Knowing when the ball is out of play (“ball-out” events) in football is important in order to calculate effective playing time and the possession metrics of the two teams. But what do you do when you don’t have ball-out data? In this post I present a calibration tool to estimate match time lost due to ball-out events.
My motivation for the post comes from work on the Soccermetrics Connect API during the World Cup this summer. One of the lessons I learned from the API (which really deserves a separate post of its own) is that no matter how hard one tries to standardize data processing and analysis code, there will always be peculiarities from a data supplier that will make that task extremely difficult. In the case of Press Association’s MatchStory, which supplied the touch-by-touch data for the World Cup, there are no recorded events of the time and location of the ball going out of play. MatchStory does record throw-ins, corner kicks, and goal kicks, which are the “restart events” from a ball going into touch or over the bye lines.
So why do I care about ball-out events? Without them, it is difficult to calculate effective playing time or possession time in a match because it is impossible to know precisely when a spell of possession stops and the dead period of the ball out of play begins. At the extremes, one could consider the possession as continuing to the throw-in, corner, or goal kick and ignore time lost due to the ball going out of play, which would overestimate possession time and underestimate effective time, or consider the touch event preceding the throw-in, corner, or goal kick as the start of the stoppage, which underestimates the possession time and overestimates the effective time. As a compromise, one could employ something like a “90/10 rule” in which one assumes that in the time between the touch event preceding the restart event and the event itself, for the first 90% of the play the ball is in play and in the last 10% it is not. But the assumption is kludgy and tricky to implement. (I pulled a 90/10 figure out of the air; I have not tested that assumption with any data.)
Ball-out events are not trivial in a football match. Consider that in a typical football match, 55-75 ball-out events occur, which translates to 10-20 minutes playing time lost. It also means that effective time could be off by as much as 5-8 minutes. Possession time — and ultimately match tempo — are even more difficult to estimate.
So MatchStory does not contain ball-out events, which is unfortunate but the reality that must be faced. One remedy to this problem is to correlate the number of ball-out events to the amount of playing time lost, and use that figure to correct our original estimate of effective playing time. Fortunately I do have an available dataset, thanks to Opta Sports. This ball-out data is from the 2010-11 English Premier League, and we calculated time lost by implementing a state transition model of continuous play and stoppages in a football match. A least-square fit between the number of ball-out events and the total seconds lost yields the relationship described in the figure below.

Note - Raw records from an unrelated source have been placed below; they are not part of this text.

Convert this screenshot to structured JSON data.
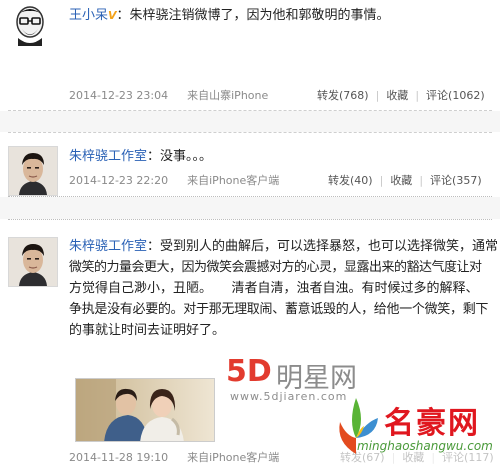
{
  "posts": [
    {
      "author": "王小呆",
      "verified_mark": "V",
      "separator": "：",
      "text": "朱梓骁注销微博了，因为他和郭敬明的事情。",
      "time": "2014-12-23 23:04",
      "source": "来自山寨iPhone",
      "repost": "转发(768)",
      "favorite": "收藏",
      "comment": "评论(1062)"
    },
    {
      "author": "朱梓骁工作室",
      "separator": "：",
      "text": "没事。。。",
      "time": "2014-12-23 22:20",
      "source": "来自iPhone客户端",
      "repost": "转发(40)",
      "favorite": "收藏",
      "comment": "评论(357)"
    },
    {
      "author": "朱梓骁工作室",
      "separator": "：",
      "lines": [
        "受到别人的曲解后，可以选择暴怒，也可以选择微笑，通常",
        "微笑的力量会更大，因为微笑会震撼对方的心灵，显露出来的豁达气度让对",
        "方觉得自己渺小，丑陋。　　清者自清，浊者自浊。有时候过多的解释、",
        "争执是没有必要的。对于那无理取闹、蓄意诋毁的人，给他一个微笑，剩下",
        "的事就让时间去证明好了。"
      ],
      "time": "2014-11-28 19:10",
      "source": "来自iPhone客户端",
      "repost": "转发(67)",
      "favorite": "收藏",
      "comment": "评论(117)"
    }
  ],
  "watermarks": {
    "star_brand_5d": "5D",
    "star_brand_cn": "明星网",
    "star_site": "www.5djiaren.com",
    "haoming_cn": "名豪网",
    "haoming_site": "minghaoshangwu.com"
  },
  "colors": {
    "link": "#2b62b6",
    "meta": "#8a8a8a",
    "brand_red": "#e0171f"
  }
}
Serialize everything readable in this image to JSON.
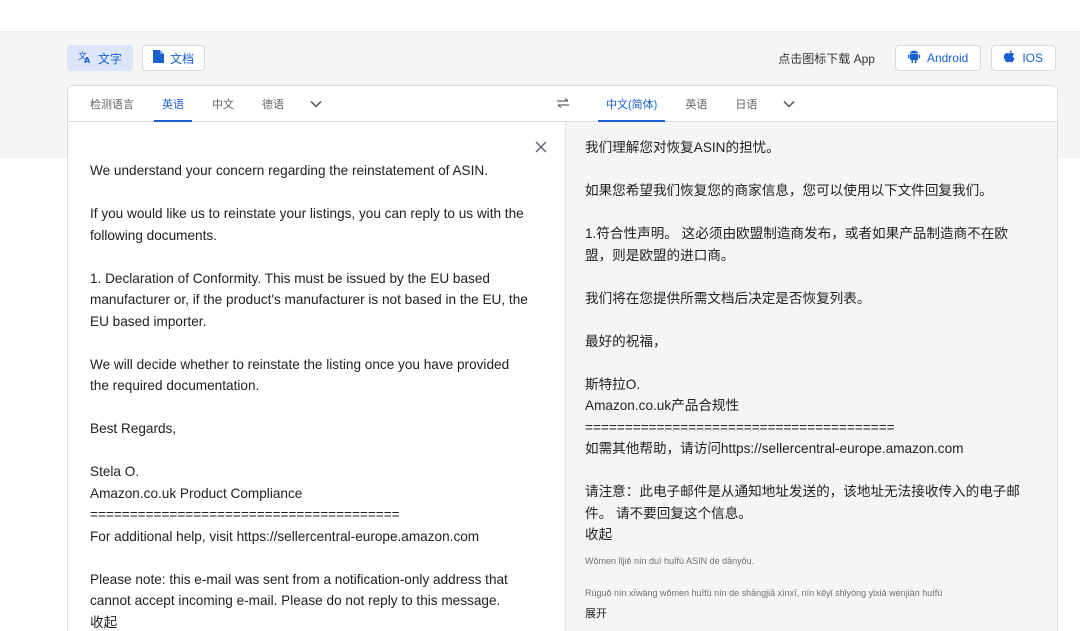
{
  "modes": {
    "text_label": "文字",
    "doc_label": "文档"
  },
  "apps": {
    "hint": "点击图标下载 App",
    "android": "Android",
    "ios": "IOS"
  },
  "source_langs": [
    "检测语言",
    "英语",
    "中文",
    "德语"
  ],
  "target_langs": [
    "中文(简体)",
    "英语",
    "日语"
  ],
  "source": {
    "paragraphs": [
      "We understand your concern regarding the reinstatement of ASIN.",
      "If you would like us to reinstate your listings, you can reply to us with the following documents.",
      "1. Declaration of Conformity. This must be issued by the EU based manufacturer or, if the product's manufacturer is not based in the EU, the EU based importer.",
      "We will decide whether to reinstate the listing once you have provided the required documentation.",
      "Best Regards,"
    ],
    "sig_name": "Stela O.",
    "sig_dept": "Amazon.co.uk Product Compliance",
    "sig_rule": "=======================================",
    "help": "For additional help, visit https://sellercentral-europe.amazon.com",
    "note": "Please note: this e-mail was sent from a notification-only address that cannot accept incoming e-mail. Please do not reply to this message.",
    "collapse": "收起"
  },
  "target": {
    "paragraphs": [
      "我们理解您对恢复ASIN的担忧。",
      "如果您希望我们恢复您的商家信息，您可以使用以下文件回复我们。",
      "1.符合性声明。 这必须由欧盟制造商发布，或者如果产品制造商不在欧盟，则是欧盟的进口商。",
      "我们将在您提供所需文档后决定是否恢复列表。",
      "最好的祝福，"
    ],
    "sig_name": "斯特拉O.",
    "sig_dept": "Amazon.co.uk产品合规性",
    "sig_rule": "=======================================",
    "help": "如需其他帮助，请访问https://sellercentral-europe.amazon.com",
    "note": "请注意：此电子邮件是从通知地址发送的，该地址无法接收传入的电子邮件。 请不要回复这个信息。",
    "collapse": "收起",
    "pinyin_1": "Wǒmen lǐjiě nín duì huīfù ASIN de dānyōu.",
    "pinyin_2": "Rúguǒ nín xīwàng wǒmen huīfù nín de shāngjiā xìnxī, nín kěyǐ shǐyòng yǐxià wénjiàn huífù",
    "expand": "展开"
  },
  "colors": {
    "accent": "#1a5fd3",
    "active_bg": "#dbe6fb",
    "panel_gray": "#f5f5f5"
  }
}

Obviously the regression constants have error terms associated with them, which are:
α0 (constant) = 218.819 ± 36.624
α1 = 12.512 ± 0.540
There appears to be a good relationship between the number of ball-out events and the total seconds lost, which isn’t too surprising. It doesn’t tell us anything definitive about the quality of the fit, and I didn’t perform a goodness-of-fit test or a t-test on the regression constants. But the magnitude of the standard errors gives me some confidence that those constants are significant from zero.
One defect of the linear regression is that it does not intersect at zero, which means that a match with zero ball-out events has non-zero time lost due to ball-out events. This is nonsensical, of course, and one remedy is to use a power model regression, where
f(x) = axb
One can calculate the regression constants by transforming the data to a log-log scale, but I didn’t do that here. I’ll present those calculations later. In reality, I expect few matches to experience fewer than 20 events where the ball is out of play, unless the match is highly scripted.
The bottom line is that I have a calibration model that allows me to estimate how much time should be lost due to ball-out events. It’s not perfect, and it could use more points, but it is a start. Of course, I would rather not use this approach and know exactly when a ball has left the field of play. But not all data providers have that capability.
UPDATE: I carried out a power model regression and got these results for the model:
a = 36.525 ± 1.305
b = 0.7994 ± 0.064
The uncertainties represent the intervals of the regressors at a 95% confidence level. The coefficient of determination R2 is 0.618, which means that this model captures a little bit more of the variance than the linear model, but I don’t the difference is that great. There is still a non-zero time lost if there are no ball-out events, but such an occurrence will never happen.